### WORK REQUEST
Only lines containing "icon" are wanted from the data below. Copy those lines.

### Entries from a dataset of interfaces
******************************
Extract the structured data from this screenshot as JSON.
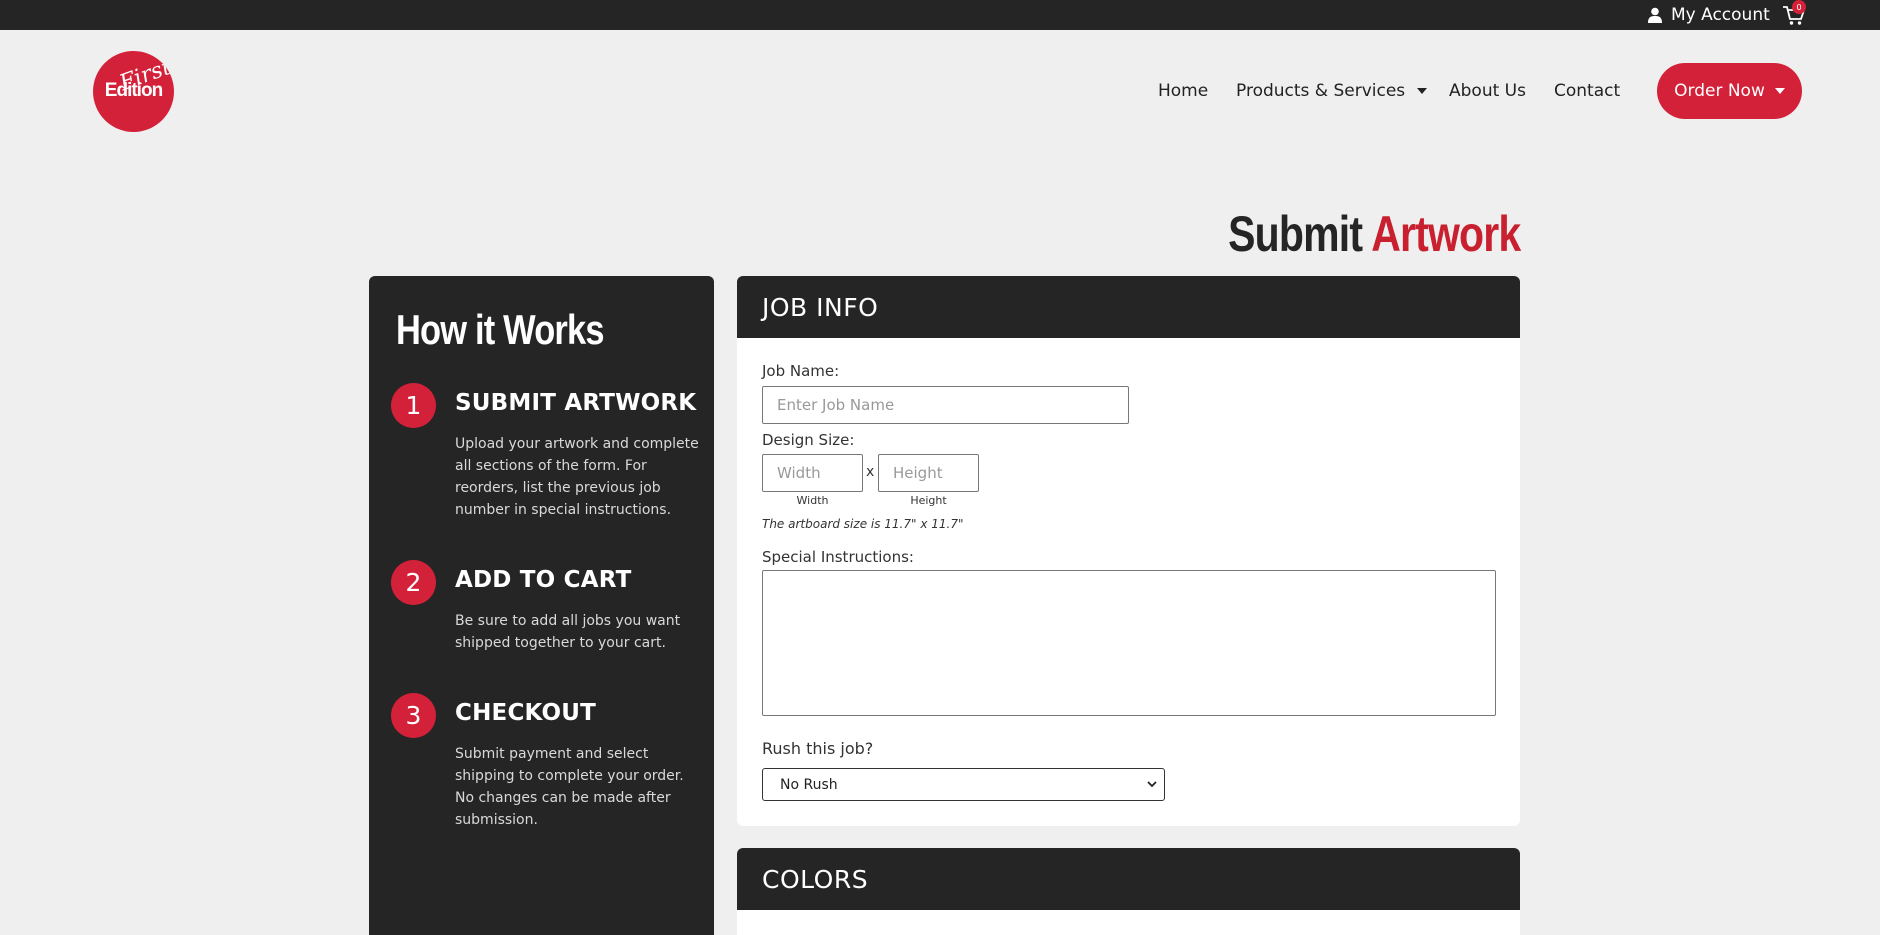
{
  "topbar": {
    "account_label": "My Account",
    "cart_count": "0",
    "account_icon": "user-icon",
    "cart_icon": "cart-icon"
  },
  "brand": {
    "name": "Edition",
    "script": "First",
    "color": "#d4213a"
  },
  "nav": {
    "items": [
      {
        "label": "Home"
      },
      {
        "label": "Products & Services",
        "has_dropdown": true
      },
      {
        "label": "About Us"
      },
      {
        "label": "Contact"
      }
    ],
    "order_button": "Order Now"
  },
  "page": {
    "title_part1": "Submit",
    "title_part2": "Artwork"
  },
  "how": {
    "title": "How it Works",
    "steps": [
      {
        "num": "1",
        "title": "SUBMIT ARTWORK",
        "desc": "Upload your artwork and complete all sections of the form.  For reorders, list the previous job number in special instructions."
      },
      {
        "num": "2",
        "title": "ADD TO CART",
        "desc": "Be sure to add all jobs you want shipped together to your cart."
      },
      {
        "num": "3",
        "title": "CHECKOUT",
        "desc": "Submit payment and select shipping to complete your order. No changes can be made after submission."
      }
    ]
  },
  "job_info": {
    "header": "JOB INFO",
    "job_name_label": "Job Name:",
    "job_name_placeholder": "Enter Job Name",
    "design_size_label": "Design Size:",
    "width_placeholder": "Width",
    "height_placeholder": "Height",
    "times": "x",
    "width_sub": "Width",
    "height_sub": "Height",
    "artboard_note": "The artboard size is 11.7\" x 11.7\"",
    "special_label": "Special Instructions:",
    "special_value": "",
    "rush_label": "Rush this job?",
    "rush_selected": "No Rush"
  },
  "colors": {
    "header": "COLORS"
  }
}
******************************
### TASK SOLUTION
    "account_icon": "user-icon",
    "cart_icon": "cart-icon"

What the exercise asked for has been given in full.